[Information supplied]:
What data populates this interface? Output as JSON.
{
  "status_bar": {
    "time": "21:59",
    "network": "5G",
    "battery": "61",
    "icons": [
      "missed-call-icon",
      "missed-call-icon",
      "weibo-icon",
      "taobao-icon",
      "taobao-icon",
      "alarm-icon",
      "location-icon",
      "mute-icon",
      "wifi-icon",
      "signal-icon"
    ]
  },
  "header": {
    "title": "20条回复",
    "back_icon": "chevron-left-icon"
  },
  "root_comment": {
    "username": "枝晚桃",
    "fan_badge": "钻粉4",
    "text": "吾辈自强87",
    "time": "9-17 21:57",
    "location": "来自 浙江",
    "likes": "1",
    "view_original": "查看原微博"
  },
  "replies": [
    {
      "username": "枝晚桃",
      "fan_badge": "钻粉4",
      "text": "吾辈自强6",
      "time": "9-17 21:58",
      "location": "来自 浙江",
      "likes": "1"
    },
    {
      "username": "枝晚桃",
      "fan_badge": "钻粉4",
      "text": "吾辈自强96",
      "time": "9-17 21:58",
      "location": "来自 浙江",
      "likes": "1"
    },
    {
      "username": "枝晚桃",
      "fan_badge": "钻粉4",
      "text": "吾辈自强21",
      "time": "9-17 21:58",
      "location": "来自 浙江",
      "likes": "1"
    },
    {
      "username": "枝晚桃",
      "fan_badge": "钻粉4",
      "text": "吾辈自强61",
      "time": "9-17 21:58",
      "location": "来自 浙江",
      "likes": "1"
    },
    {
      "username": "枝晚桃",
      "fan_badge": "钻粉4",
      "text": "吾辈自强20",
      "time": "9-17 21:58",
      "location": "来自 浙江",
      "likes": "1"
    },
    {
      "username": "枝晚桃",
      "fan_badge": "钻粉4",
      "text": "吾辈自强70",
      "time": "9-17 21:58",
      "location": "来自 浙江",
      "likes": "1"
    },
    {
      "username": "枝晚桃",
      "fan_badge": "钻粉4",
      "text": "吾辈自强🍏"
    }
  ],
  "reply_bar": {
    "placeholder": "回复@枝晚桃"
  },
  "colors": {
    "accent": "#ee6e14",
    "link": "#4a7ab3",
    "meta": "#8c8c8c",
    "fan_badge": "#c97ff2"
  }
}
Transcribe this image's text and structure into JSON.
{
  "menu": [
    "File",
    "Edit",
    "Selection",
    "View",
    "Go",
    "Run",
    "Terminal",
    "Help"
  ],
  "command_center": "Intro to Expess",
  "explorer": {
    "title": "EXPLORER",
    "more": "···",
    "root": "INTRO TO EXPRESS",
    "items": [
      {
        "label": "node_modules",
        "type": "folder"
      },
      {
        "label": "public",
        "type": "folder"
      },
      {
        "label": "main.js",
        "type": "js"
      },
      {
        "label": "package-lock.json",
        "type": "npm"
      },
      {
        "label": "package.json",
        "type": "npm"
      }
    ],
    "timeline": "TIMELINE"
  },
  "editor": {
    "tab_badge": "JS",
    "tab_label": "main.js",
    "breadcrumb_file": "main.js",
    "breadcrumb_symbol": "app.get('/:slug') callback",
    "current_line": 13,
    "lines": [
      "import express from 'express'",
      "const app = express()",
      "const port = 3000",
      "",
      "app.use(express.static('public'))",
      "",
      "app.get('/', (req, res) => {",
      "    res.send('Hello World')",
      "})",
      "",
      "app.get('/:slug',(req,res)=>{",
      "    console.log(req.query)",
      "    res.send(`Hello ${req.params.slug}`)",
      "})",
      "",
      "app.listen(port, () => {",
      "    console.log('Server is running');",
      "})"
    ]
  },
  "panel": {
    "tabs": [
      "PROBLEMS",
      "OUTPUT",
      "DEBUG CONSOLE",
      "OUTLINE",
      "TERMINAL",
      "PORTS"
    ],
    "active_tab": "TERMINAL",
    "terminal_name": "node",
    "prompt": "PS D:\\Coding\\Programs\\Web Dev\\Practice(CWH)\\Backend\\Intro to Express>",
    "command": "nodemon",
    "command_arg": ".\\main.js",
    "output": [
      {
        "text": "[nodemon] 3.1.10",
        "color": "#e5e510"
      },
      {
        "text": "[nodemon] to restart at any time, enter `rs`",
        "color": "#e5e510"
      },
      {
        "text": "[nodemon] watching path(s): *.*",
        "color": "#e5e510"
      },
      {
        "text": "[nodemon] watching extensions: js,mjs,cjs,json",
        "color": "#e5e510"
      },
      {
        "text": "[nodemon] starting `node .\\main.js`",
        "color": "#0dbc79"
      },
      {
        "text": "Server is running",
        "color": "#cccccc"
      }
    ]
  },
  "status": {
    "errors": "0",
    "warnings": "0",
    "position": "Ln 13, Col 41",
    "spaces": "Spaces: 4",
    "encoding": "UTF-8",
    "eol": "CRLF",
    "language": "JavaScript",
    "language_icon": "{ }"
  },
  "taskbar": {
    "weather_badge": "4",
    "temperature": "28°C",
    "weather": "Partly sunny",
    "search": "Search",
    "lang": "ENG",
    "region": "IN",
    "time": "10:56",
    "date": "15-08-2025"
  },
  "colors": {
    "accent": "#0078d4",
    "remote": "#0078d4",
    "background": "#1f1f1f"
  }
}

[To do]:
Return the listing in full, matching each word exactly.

[Solution to this problem]:
What data populates this interface? Output as JSON.
{
  "status_bar": {
    "time": "21:59",
    "network": "5G",
    "battery": "61",
    "icons": [
      "missed-call-icon",
      "missed-call-icon",
      "weibo-icon",
      "taobao-icon",
      "taobao-icon",
      "alarm-icon",
      "location-icon",
      "mute-icon",
      "wifi-icon",
      "signal-icon"
    ]
  },
  "header": {
    "title": "20条回复",
    "back_icon": "chevron-left-icon"
  },
  "root_comment": {
    "username": "枝晚桃",
    "fan_badge": "钻粉4",
    "text": "吾辈自强87",
    "time": "9-17 21:57",
    "location": "来自 浙江",
    "likes": "1",
    "view_original": "查看原微博"
  },
  "replies": [
    {
      "username": "枝晚桃",
      "fan_badge": "钻粉4",
      "text": "吾辈自强6",
      "time": "9-17 21:58",
      "location": "来自 浙江",
      "likes": "1"
    },
    {
      "username": "枝晚桃",
      "fan_badge": "钻粉4",
      "text": "吾辈自强96",
      "time": "9-17 21:58",
      "location": "来自 浙江",
      "likes": "1"
    },
    {
      "username": "枝晚桃",
      "fan_badge": "钻粉4",
      "text": "吾辈自强21",
      "time": "9-17 21:58",
      "location": "来自 浙江",
      "likes": "1"
    },
    {
      "username": "枝晚桃",
      "fan_badge": "钻粉4",
      "text": "吾辈自强61",
      "time": "9-17 21:58",
      "location": "来自 浙江",
      "likes": "1"
    },
    {
      "username": "枝晚桃",
      "fan_badge": "钻粉4",
      "text": "吾辈自强20",
      "time": "9-17 21:58",
      "location": "来自 浙江",
      "likes": "1"
    },
    {
      "username": "枝晚桃",
      "fan_badge": "钻粉4",
      "text": "吾辈自强70",
      "time": "9-17 21:58",
      "location": "来自 浙江",
      "likes": "1"
    },
    {
      "username": "枝晚桃",
      "fan_badge": "钻粉4",
      "text": "吾辈自强🍏"
    }
  ],
  "reply_bar": {
    "placeholder": "回复@枝晚桃"
  },
  "colors": {
    "accent": "#ee6e14",
    "link": "#4a7ab3",
    "meta": "#8c8c8c",
    "fan_badge": "#c97ff2"
  }
}
Transcribe this image's text and structure into JSON.
{
  "menu": [
    "File",
    "Edit",
    "Selection",
    "View",
    "Go",
    "Run",
    "Terminal",
    "Help"
  ],
  "command_center": "Intro to Expess",
  "explorer": {
    "title": "EXPLORER",
    "more": "···",
    "root": "INTRO TO EXPRESS",
    "items": [
      {
        "label": "node_modules",
        "type": "folder"
      },
      {
        "label": "public",
        "type": "folder"
      },
      {
        "label": "main.js",
        "type": "js"
      },
      {
        "label": "package-lock.json",
        "type": "npm"
      },
      {
        "label": "package.json",
        "type": "npm"
      }
    ],
    "timeline": "TIMELINE"
  },
  "editor": {
    "tab_badge": "JS",
    "tab_label": "main.js",
    "breadcrumb_file": "main.js",
    "breadcrumb_symbol": "app.get('/:slug') callback",
    "current_line": 13,
    "lines": [
      "import express from 'express'",
      "const app = express()",
      "const port = 3000",
      "",
      "app.use(express.static('public'))",
      "",
      "app.get('/', (req, res) => {",
      "    res.send('Hello World')",
      "})",
      "",
      "app.get('/:slug',(req,res)=>{",
      "    console.log(req.query)",
      "    res.send(`Hello ${req.params.slug}`)",
      "})",
      "",
      "app.listen(port, () => {",
      "    console.log('Server is running');",
      "})"
    ]
  },
  "panel": {
    "tabs": [
      "PROBLEMS",
      "OUTPUT",
      "DEBUG CONSOLE",
      "OUTLINE",
      "TERMINAL",
      "PORTS"
    ],
    "active_tab": "TERMINAL",
    "terminal_name": "node",
    "prompt": "PS D:\\Coding\\Programs\\Web Dev\\Practice(CWH)\\Backend\\Intro to Express>",
    "command": "nodemon",
    "command_arg": ".\\main.js",
    "output": [
      {
        "text": "[nodemon] 3.1.10",
        "color": "#e5e510"
      },
      {
        "text": "[nodemon] to restart at any time, enter `rs`",
        "color": "#e5e510"
      },
      {
        "text": "[nodemon] watching path(s): *.*",
        "color": "#e5e510"
      },
      {
        "text": "[nodemon] watching extensions: js,mjs,cjs,json",
        "color": "#e5e510"
      },
      {
        "text": "[nodemon] starting `node .\\main.js`",
        "color": "#0dbc79"
      },
      {
        "text": "Server is running",
        "color": "#cccccc"
      }
    ]
  },
  "status": {
    "errors": "0",
    "warnings": "0",
    "position": "Ln 13, Col 41",
    "spaces": "Spaces: 4",
    "encoding": "UTF-8",
    "eol": "CRLF",
    "language": "JavaScript",
    "language_icon": "{ }"
  },
  "taskbar": {
    "weather_badge": "4",
    "temperature": "28°C",
    "weather": "Partly sunny",
    "search": "Search",
    "lang": "ENG",
    "region": "IN",
    "time": "10:56",
    "date": "15-08-2025"
  },
  "colors": {
    "accent": "#0078d4",
    "remote": "#0078d4",
    "background": "#1f1f1f"
  }
}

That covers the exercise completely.